Taking a DANB exam is an exciting step toward earning certification and furthering your dental assisting career. How can you ensure you’re as ready as possible when the big day arrives? We have a few helpful study tips as you prepare for your exam.
Create a study schedule
DANB exams contain a lot of material — they have between 50 and 255 questions that test your knowledge of dental assisting in multiple ways. With so much information to learn, beginning the studying process can seem daunting. One way to get started is by creating a schedule.
Blocking out time in your calendar for studying will help you to fully grasp all the exam material. You can get as detailed with the schedule as you want. You could plan out the specific materials or topics you want to study each day, and for how long. Or, you can just plan to set aside a few hours each week to dedicate toward studying. The choice comes down to your preferences and how you learn best.
Make sure your studying regimen begins well before exam day. Because DANB tests cover so much ground, waiting until the last few days to study is not recommended. Cramming also isn’t effective for long-term information retention, which can leave you ill-prepared to perform essential job functions in the dental office. Leaving yourself plenty of time to study can also alleviate your stress levels — cramming before a test can be overwhelming — and help you feel more confident on test day.
How long before the test should you begin studying? Many people who have taken a DANB exam have said they began studying 1-2 months before their test day. You may need a bit more or less time than that — creating a study schedule will give you a better idea.
Review the exam outline
The exam outline, which you can find here for your specific exam, is a valuable resource when you’re creating a study schedule. The outline tells you how much of the exam consists of each subject area, letting you know which areas to focus on the most. From there, the outline further breaks down each subject area into specific subtopics that will be covered on the exam.
Exam outlines also come with suggested references to help you study, including textbooks, online reading materials, and review courses from the DALE Foundation.
Find somewhere you can focus
Where you study can be just as important as how you study. When you’re able to put your full focus into the material, you’re more likely to retain it and be able to recall and apply it. That’s why it’s important to find or create an environment that allows you to focus.
Different people focus better in different environments.

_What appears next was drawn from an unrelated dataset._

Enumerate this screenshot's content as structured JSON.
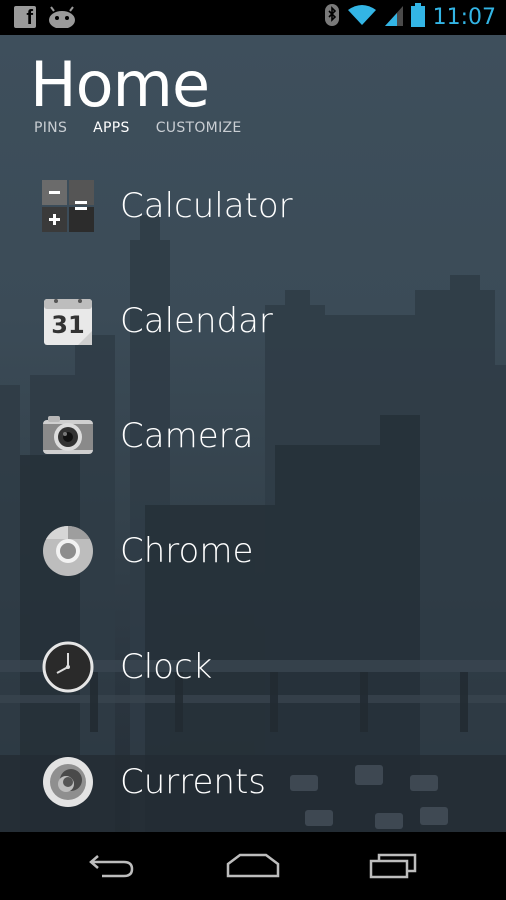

Generally, however, a quiet place with limited distractions is the way to go. Quiet spots may include a private office in your home, a library, a coffee shop, or a park. Some people may focus best in complete silence, while others prefer the background noise of music, birds chirping, or customers chatting in a coffee shop. Try a few environments out to see what works best for you.
Minimizing interruptions can be tricky, but you can start by identifying what distracts you and avoiding or eliminating it. For example, studying at home may not be ideal if there are other people around or you’ll be tempted to do chores or turn on your favorite TV show instead. If texting a friend or browsing social media is derailing your study session, try putting your phone in “do not disturb” mode or leave it in another room for a while.
Keep in mind that factors outside of your immediate environment can also affect your ability to focus, according to the Cleveland Clinic. Those include getting enough sleep, eating a healthy diet, staying hydrated, and exercising.
Take practice tests
You’ve surely heard many times that “practice makes perfect.” The phrase is often repeated because it’s true in many situations — especially when it comes to learning. A 2017 study by researchers at Washington State University and Simon Fraser University found that taking practice tests is “more beneficial for learning than restudying and all other comparison conditions.”
A DANB practice test provides a benchmark of how well you understand the material. It can help you determine what subjects you’ve mastered and in which areas you need to improve. You can then adjust your study schedule accordingly, spending more time on your weak areas instead of your strong ones.
A practice test also gets you familiar with the way questions are phrased and the pace of the exam. When you have a better idea of what to expect on exam day, it can ease your stress and boost your confidence.
DANB practice tests are available through the DALE Foundation.